------ Excerpted data

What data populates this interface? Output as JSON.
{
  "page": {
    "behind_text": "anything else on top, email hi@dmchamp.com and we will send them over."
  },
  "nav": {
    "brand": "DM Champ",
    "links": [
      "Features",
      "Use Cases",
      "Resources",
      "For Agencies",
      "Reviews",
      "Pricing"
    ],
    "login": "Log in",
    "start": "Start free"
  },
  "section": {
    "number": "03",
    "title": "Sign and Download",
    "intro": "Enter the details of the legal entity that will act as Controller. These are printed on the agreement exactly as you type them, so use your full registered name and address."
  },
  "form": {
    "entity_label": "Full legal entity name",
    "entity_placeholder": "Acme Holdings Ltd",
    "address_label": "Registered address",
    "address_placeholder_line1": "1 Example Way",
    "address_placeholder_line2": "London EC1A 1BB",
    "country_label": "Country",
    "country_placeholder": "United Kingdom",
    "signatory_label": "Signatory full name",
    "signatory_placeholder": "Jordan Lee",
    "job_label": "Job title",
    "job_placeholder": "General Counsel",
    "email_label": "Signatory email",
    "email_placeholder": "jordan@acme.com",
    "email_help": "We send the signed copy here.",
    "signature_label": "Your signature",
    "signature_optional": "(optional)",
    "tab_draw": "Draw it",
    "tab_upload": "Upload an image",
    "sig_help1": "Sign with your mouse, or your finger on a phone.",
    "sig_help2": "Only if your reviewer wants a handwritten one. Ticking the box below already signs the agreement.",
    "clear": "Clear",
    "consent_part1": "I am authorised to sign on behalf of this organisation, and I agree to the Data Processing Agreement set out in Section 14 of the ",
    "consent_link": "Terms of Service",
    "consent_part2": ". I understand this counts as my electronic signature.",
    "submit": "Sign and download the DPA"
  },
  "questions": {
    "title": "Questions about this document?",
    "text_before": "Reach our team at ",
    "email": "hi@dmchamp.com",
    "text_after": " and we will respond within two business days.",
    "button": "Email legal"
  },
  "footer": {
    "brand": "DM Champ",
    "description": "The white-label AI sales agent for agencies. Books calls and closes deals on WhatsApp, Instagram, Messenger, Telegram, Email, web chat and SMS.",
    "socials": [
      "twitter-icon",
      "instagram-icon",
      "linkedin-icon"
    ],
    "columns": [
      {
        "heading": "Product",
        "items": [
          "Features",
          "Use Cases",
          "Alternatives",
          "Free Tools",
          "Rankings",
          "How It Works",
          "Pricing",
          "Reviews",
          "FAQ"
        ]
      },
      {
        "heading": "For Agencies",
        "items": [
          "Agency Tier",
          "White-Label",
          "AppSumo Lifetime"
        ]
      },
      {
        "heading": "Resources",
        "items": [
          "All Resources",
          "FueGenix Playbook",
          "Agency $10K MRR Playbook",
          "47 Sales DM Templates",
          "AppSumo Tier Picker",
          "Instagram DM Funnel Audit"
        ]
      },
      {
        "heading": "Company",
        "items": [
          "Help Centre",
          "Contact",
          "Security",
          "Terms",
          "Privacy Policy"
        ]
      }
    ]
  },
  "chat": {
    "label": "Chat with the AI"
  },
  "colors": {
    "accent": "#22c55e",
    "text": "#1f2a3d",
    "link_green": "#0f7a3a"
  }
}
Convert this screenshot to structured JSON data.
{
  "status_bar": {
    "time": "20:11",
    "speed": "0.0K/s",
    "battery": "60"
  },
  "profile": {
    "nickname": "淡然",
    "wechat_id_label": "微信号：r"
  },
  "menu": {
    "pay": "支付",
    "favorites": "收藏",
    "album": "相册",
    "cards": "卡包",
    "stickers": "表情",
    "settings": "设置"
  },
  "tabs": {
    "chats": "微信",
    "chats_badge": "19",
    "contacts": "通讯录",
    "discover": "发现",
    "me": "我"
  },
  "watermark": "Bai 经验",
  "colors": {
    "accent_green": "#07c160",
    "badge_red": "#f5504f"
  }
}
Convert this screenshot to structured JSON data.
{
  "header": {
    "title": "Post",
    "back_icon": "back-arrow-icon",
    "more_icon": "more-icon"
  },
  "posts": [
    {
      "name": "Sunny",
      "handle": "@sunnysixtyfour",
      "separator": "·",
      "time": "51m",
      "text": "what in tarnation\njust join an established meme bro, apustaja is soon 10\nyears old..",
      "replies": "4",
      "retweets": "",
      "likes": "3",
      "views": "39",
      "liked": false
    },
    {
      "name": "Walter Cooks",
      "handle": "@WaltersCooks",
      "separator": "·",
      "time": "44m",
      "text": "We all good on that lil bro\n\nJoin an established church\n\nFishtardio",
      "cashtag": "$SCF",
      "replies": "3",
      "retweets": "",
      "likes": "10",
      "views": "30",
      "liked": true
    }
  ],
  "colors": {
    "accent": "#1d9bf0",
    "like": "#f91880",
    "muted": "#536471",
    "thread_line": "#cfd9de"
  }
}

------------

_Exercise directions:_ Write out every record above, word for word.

_Expected output:_
What data populates this interface? Output as JSON.
{
  "page": {
    "behind_text": "anything else on top, email hi@dmchamp.com and we will send them over."
  },
  "nav": {
    "brand": "DM Champ",
    "links": [
      "Features",
      "Use Cases",
      "Resources",
      "For Agencies",
      "Reviews",
      "Pricing"
    ],
    "login": "Log in",
    "start": "Start free"
  },
  "section": {
    "number": "03",
    "title": "Sign and Download",
    "intro": "Enter the details of the legal entity that will act as Controller. These are printed on the agreement exactly as you type them, so use your full registered name and address."
  },
  "form": {
    "entity_label": "Full legal entity name",
    "entity_placeholder": "Acme Holdings Ltd",
    "address_label": "Registered address",
    "address_placeholder_line1": "1 Example Way",
    "address_placeholder_line2": "London EC1A 1BB",
    "country_label": "Country",
    "country_placeholder": "United Kingdom",
    "signatory_label": "Signatory full name",
    "signatory_placeholder": "Jordan Lee",
    "job_label": "Job title",
    "job_placeholder": "General Counsel",
    "email_label": "Signatory email",
    "email_placeholder": "jordan@acme.com",
    "email_help": "We send the signed copy here.",
    "signature_label": "Your signature",
    "signature_optional": "(optional)",
    "tab_draw": "Draw it",
    "tab_upload": "Upload an image",
    "sig_help1": "Sign with your mouse, or your finger on a phone.",
    "sig_help2": "Only if your reviewer wants a handwritten one. Ticking the box below already signs the agreement.",
    "clear": "Clear",
    "consent_part1": "I am authorised to sign on behalf of this organisation, and I agree to the Data Processing Agreement set out in Section 14 of the ",
    "consent_link": "Terms of Service",
    "consent_part2": ". I understand this counts as my electronic signature.",
    "submit": "Sign and download the DPA"
  },
  "questions": {
    "title": "Questions about this document?",
    "text_before": "Reach our team at ",
    "email": "hi@dmchamp.com",
    "text_after": " and we will respond within two business days.",
    "button": "Email legal"
  },
  "footer": {
    "brand": "DM Champ",
    "description": "The white-label AI sales agent for agencies. Books calls and closes deals on WhatsApp, Instagram, Messenger, Telegram, Email, web chat and SMS.",
    "socials": [
      "twitter-icon",
      "instagram-icon",
      "linkedin-icon"
    ],
    "columns": [
      {
        "heading": "Product",
        "items": [
          "Features",
          "Use Cases",
          "Alternatives",
          "Free Tools",
          "Rankings",
          "How It Works",
          "Pricing",
          "Reviews",
          "FAQ"
        ]
      },
      {
        "heading": "For Agencies",
        "items": [
          "Agency Tier",
          "White-Label",
          "AppSumo Lifetime"
        ]
      },
      {
        "heading": "Resources",
        "items": [
          "All Resources",
          "FueGenix Playbook",
          "Agency $10K MRR Playbook",
          "47 Sales DM Templates",
          "AppSumo Tier Picker",
          "Instagram DM Funnel Audit"
        ]
      },
      {
        "heading": "Company",
        "items": [
          "Help Centre",
          "Contact",
          "Security",
          "Terms",
          "Privacy Policy"
        ]
      }
    ]
  },
  "chat": {
    "label": "Chat with the AI"
  },
  "colors": {
    "accent": "#22c55e",
    "text": "#1f2a3d",
    "link_green": "#0f7a3a"
  }
}
Convert this screenshot to structured JSON data.
{
  "status_bar": {
    "time": "20:11",
    "speed": "0.0K/s",
    "battery": "60"
  },
  "profile": {
    "nickname": "淡然",
    "wechat_id_label": "微信号：r"
  },
  "menu": {
    "pay": "支付",
    "favorites": "收藏",
    "album": "相册",
    "cards": "卡包",
    "stickers": "表情",
    "settings": "设置"
  },
  "tabs": {
    "chats": "微信",
    "chats_badge": "19",
    "contacts": "通讯录",
    "discover": "发现",
    "me": "我"
  },
  "watermark": "Bai 经验",
  "colors": {
    "accent_green": "#07c160",
    "badge_red": "#f5504f"
  }
}
Convert this screenshot to structured JSON data.
{
  "header": {
    "title": "Post",
    "back_icon": "back-arrow-icon",
    "more_icon": "more-icon"
  },
  "posts": [
    {
      "name": "Sunny",
      "handle": "@sunnysixtyfour",
      "separator": "·",
      "time": "51m",
      "text": "what in tarnation\njust join an established meme bro, apustaja is soon 10\nyears old..",
      "replies": "4",
      "retweets": "",
      "likes": "3",
      "views": "39",
      "liked": false
    },
    {
      "name": "Walter Cooks",
      "handle": "@WaltersCooks",
      "separator": "·",
      "time": "44m",
      "text": "We all good on that lil bro\n\nJoin an established church\n\nFishtardio",
      "cashtag": "$SCF",
      "replies": "3",
      "retweets": "",
      "likes": "10",
      "views": "30",
      "liked": true
    }
  ],
  "colors": {
    "accent": "#1d9bf0",
    "like": "#f91880",
    "muted": "#536471",
    "thread_line": "#cfd9de"
  }
}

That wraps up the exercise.